■ TASK TO COMPLETE: Report back each line of the data that contains the word "this".

*** Opening of EXCERPTED DATA ***

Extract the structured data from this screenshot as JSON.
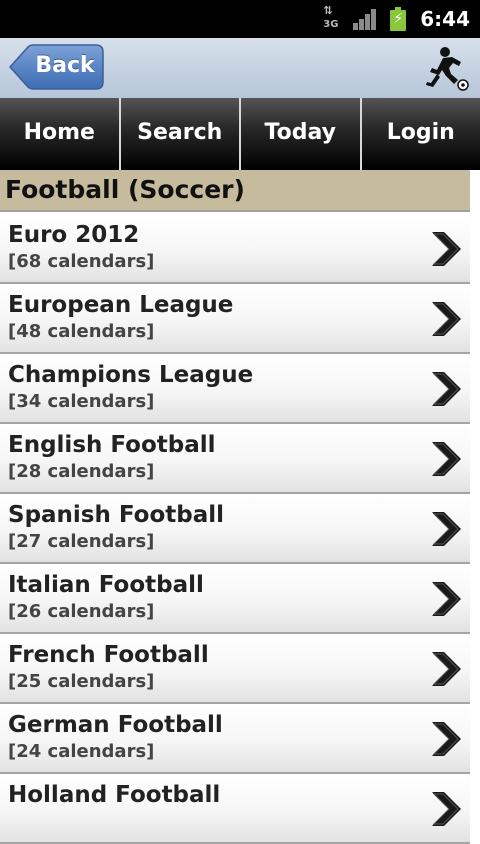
{
  "status_bar": {
    "network_arrows": "⇅",
    "network_label": "3G",
    "signal_icon": "signal-bars-icon",
    "battery_icon": "battery-charging-icon",
    "time": "6:44"
  },
  "titlebar": {
    "back_label": "Back",
    "logo_icon": "soccer-player-icon"
  },
  "nav": {
    "tabs": [
      {
        "label": "Home"
      },
      {
        "label": "Search"
      },
      {
        "label": "Today"
      },
      {
        "label": "Login"
      }
    ]
  },
  "section": {
    "title": "Football (Soccer)"
  },
  "list": {
    "chevron_icon": "chevron-right-icon",
    "items": [
      {
        "title": "Euro 2012",
        "subtitle": "[68 calendars]"
      },
      {
        "title": "European League",
        "subtitle": "[48 calendars]"
      },
      {
        "title": "Champions League",
        "subtitle": "[34 calendars]"
      },
      {
        "title": "English Football",
        "subtitle": "[28 calendars]"
      },
      {
        "title": "Spanish Football",
        "subtitle": "[27 calendars]"
      },
      {
        "title": "Italian Football",
        "subtitle": "[26 calendars]"
      },
      {
        "title": "French Football",
        "subtitle": "[25 calendars]"
      },
      {
        "title": "German Football",
        "subtitle": "[24 calendars]"
      },
      {
        "title": "Holland Football",
        "subtitle": ""
      }
    ]
  },
  "colors": {
    "titlebar_bg": "#c4d1e0",
    "back_button": "#5b87c7",
    "nav_bg": "#000000",
    "section_bg": "#c7bb9e",
    "battery": "#8ac63b"
  }
}
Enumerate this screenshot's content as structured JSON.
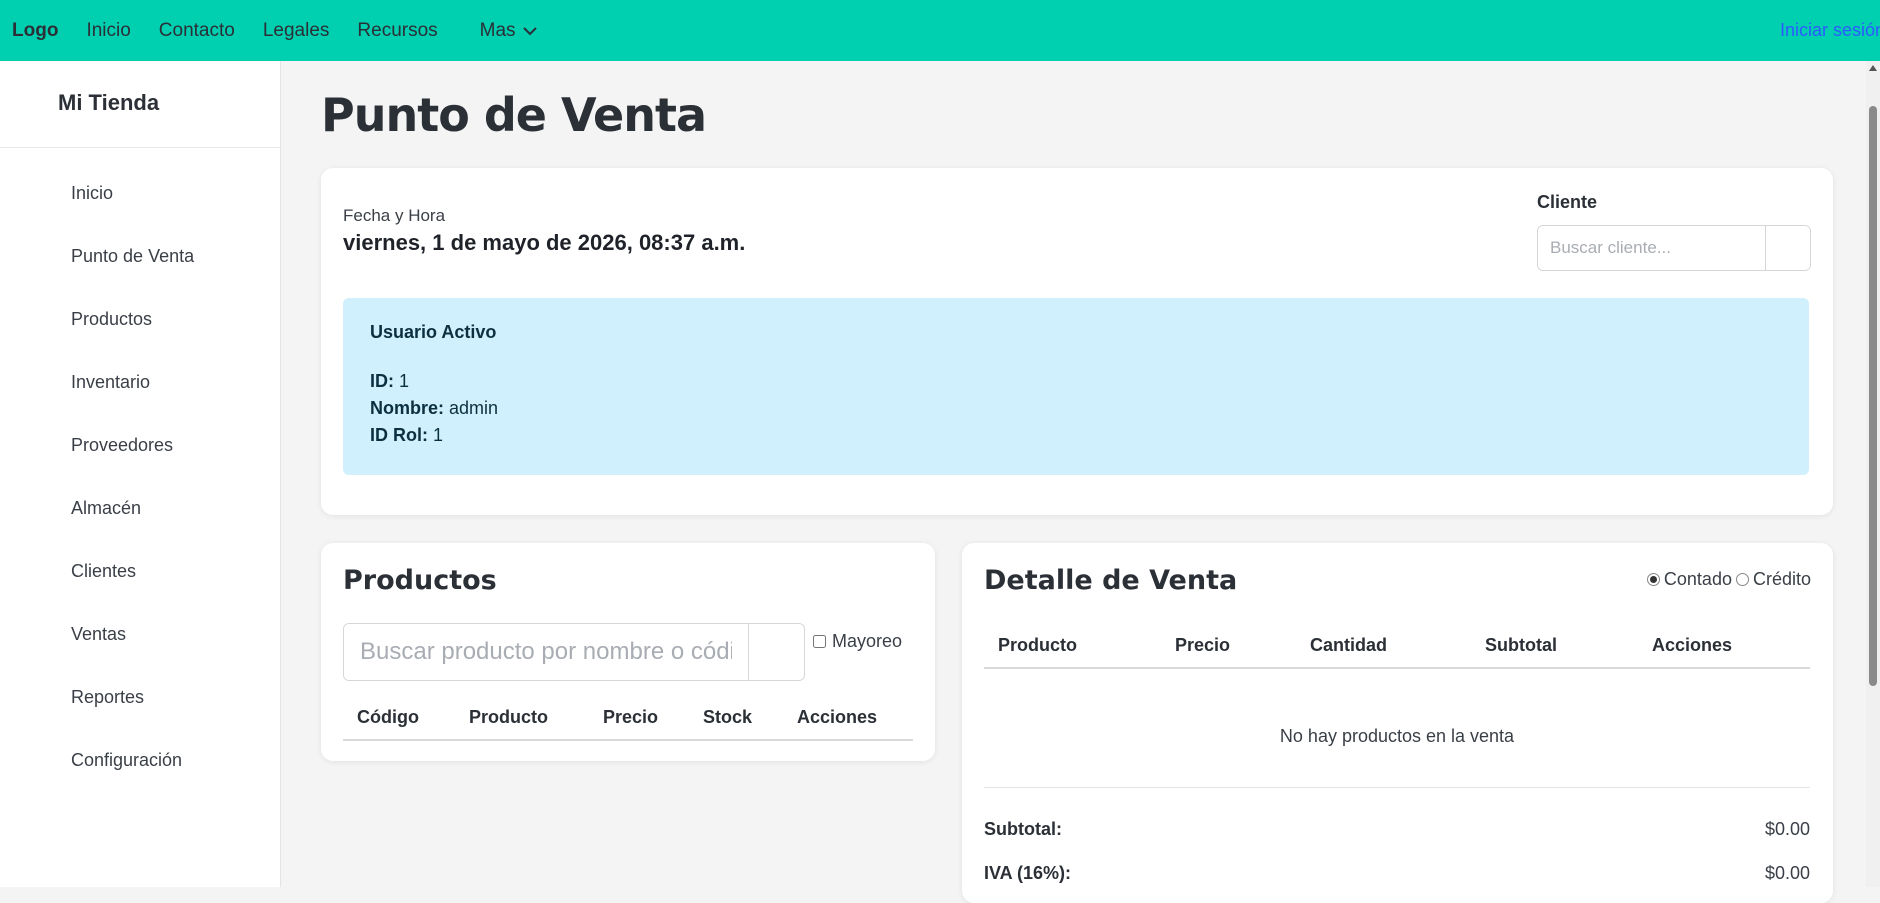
{
  "topnav": {
    "logo": "Logo",
    "links": [
      "Inicio",
      "Contacto",
      "Legales",
      "Recursos"
    ],
    "more": "Mas",
    "login": "Iniciar sesión"
  },
  "sidebar": {
    "brand": "Mi Tienda",
    "items": [
      {
        "label": "Inicio"
      },
      {
        "label": "Punto de Venta"
      },
      {
        "label": "Productos"
      },
      {
        "label": "Inventario"
      },
      {
        "label": "Proveedores"
      },
      {
        "label": "Almacén"
      },
      {
        "label": "Clientes"
      },
      {
        "label": "Ventas"
      },
      {
        "label": "Reportes"
      },
      {
        "label": "Configuración"
      }
    ]
  },
  "page": {
    "title": "Punto de Venta"
  },
  "info": {
    "datetime_label": "Fecha y Hora",
    "datetime_value": "viernes, 1 de mayo de 2026, 08:37 a.m.",
    "cliente_label": "Cliente",
    "cliente_placeholder": "Buscar cliente..."
  },
  "user": {
    "title": "Usuario Activo",
    "id_label": "ID:",
    "id_value": "1",
    "name_label": "Nombre:",
    "name_value": "admin",
    "role_label": "ID Rol:",
    "role_value": "1"
  },
  "products": {
    "title": "Productos",
    "search_placeholder": "Buscar producto por nombre o código",
    "mayoreo_label": "Mayoreo",
    "columns": [
      "Código",
      "Producto",
      "Precio",
      "Stock",
      "Acciones"
    ]
  },
  "detail": {
    "title": "Detalle de Venta",
    "payment_options": [
      "Contado",
      "Crédito"
    ],
    "selected_payment": "Contado",
    "columns": [
      "Producto",
      "Precio",
      "Cantidad",
      "Subtotal",
      "Acciones"
    ],
    "empty_text": "No hay productos en la venta",
    "subtotal_label": "Subtotal:",
    "subtotal_value": "$0.00",
    "iva_label": "IVA (16%):",
    "iva_value": "$0.00"
  },
  "colors": {
    "navbar": "#00cfb0",
    "user_box": "#cff0fc",
    "login_link": "#2d5bff"
  }
}
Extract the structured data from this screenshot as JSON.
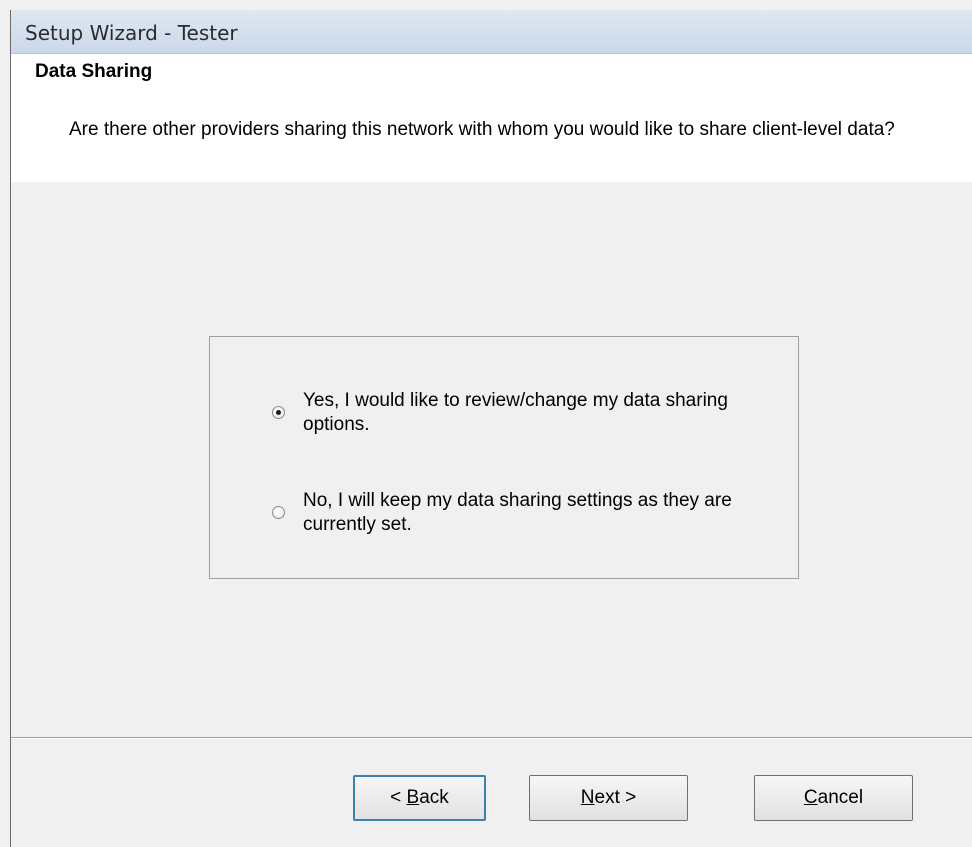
{
  "window": {
    "title": "Setup Wizard - Tester"
  },
  "header": {
    "title": "Data Sharing",
    "description": "Are there other providers sharing this network with whom you would like to share client-level data?"
  },
  "options": [
    {
      "label": "Yes, I would like to review/change my data sharing options.",
      "checked": true
    },
    {
      "label": "No, I will keep my data sharing settings as they are currently set.",
      "checked": false
    }
  ],
  "buttons": {
    "back_prefix": "< ",
    "back_mnemonic": "B",
    "back_rest": "ack",
    "next_mnemonic": "N",
    "next_rest": "ext >",
    "cancel_mnemonic": "C",
    "cancel_rest": "ancel"
  }
}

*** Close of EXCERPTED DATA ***

■ WRITTEN SOLUTION:
Extract the structured data from this screenshot as JSON.
Enumerate this screenshot's content as structured JSON.
Extract the structured data from this screenshot as JSON.
    "description": "Are there other providers sharing this network with whom you would like to share client-level data?"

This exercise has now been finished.